[Supplied data Boundary: Start]

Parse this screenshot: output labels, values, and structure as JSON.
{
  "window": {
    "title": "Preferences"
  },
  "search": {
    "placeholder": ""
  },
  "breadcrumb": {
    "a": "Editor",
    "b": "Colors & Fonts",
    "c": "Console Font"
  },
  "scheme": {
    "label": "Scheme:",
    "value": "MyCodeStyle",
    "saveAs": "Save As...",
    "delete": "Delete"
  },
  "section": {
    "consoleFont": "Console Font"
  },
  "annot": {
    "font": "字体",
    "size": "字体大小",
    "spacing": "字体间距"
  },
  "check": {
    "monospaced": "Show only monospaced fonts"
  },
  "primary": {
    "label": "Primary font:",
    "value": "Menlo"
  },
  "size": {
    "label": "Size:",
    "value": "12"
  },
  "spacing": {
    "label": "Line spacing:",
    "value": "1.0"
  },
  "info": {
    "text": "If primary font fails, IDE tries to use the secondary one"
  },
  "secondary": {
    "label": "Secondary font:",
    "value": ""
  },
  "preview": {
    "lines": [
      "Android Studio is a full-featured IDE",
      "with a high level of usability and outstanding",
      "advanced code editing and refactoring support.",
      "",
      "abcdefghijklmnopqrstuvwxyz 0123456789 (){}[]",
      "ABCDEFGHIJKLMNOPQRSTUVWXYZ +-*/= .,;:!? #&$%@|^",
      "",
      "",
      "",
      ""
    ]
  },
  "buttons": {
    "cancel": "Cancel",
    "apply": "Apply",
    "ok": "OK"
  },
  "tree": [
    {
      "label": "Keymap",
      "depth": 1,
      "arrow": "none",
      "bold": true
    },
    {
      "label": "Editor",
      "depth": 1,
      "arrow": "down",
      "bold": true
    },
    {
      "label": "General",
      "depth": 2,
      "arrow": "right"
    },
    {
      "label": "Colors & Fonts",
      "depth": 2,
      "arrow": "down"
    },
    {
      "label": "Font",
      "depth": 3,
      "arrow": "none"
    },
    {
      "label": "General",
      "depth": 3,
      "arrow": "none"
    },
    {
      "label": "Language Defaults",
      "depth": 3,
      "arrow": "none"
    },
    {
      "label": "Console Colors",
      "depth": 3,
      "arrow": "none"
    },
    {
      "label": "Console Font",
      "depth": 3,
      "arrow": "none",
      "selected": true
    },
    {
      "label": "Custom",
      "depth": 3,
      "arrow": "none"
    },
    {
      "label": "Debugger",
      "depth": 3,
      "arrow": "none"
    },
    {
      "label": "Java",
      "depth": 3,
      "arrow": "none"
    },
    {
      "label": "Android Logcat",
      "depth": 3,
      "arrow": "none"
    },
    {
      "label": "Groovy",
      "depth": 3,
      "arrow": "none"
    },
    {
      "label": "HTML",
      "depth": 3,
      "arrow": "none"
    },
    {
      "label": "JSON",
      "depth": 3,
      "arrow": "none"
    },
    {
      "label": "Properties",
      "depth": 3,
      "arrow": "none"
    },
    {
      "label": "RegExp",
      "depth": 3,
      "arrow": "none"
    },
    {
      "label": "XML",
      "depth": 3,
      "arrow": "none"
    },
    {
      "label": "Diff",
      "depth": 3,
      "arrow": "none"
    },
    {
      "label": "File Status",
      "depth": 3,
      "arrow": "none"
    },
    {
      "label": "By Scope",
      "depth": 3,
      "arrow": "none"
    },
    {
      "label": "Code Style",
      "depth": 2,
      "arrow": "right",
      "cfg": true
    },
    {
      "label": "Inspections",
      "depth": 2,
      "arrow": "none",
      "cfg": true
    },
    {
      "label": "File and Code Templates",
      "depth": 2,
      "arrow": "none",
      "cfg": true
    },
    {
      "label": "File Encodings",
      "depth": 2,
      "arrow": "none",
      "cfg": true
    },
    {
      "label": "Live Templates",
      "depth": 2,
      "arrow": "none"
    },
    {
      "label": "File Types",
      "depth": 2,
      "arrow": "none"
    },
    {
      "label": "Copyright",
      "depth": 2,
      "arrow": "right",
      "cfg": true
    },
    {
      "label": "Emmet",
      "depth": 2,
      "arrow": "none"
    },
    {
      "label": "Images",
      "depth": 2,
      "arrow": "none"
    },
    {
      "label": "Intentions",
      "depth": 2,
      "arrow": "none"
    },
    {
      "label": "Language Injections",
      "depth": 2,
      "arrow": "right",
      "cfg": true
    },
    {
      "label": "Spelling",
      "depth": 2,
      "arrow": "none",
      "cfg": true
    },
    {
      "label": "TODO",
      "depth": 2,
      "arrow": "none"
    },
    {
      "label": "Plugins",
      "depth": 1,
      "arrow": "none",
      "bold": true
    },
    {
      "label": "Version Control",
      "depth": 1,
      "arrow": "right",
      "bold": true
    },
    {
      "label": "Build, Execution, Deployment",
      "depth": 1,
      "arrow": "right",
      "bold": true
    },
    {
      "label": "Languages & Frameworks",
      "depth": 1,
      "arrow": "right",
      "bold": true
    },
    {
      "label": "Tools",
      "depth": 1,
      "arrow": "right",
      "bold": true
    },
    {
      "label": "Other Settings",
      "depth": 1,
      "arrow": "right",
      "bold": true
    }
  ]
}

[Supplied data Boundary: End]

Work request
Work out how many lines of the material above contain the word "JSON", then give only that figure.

Exercise result
2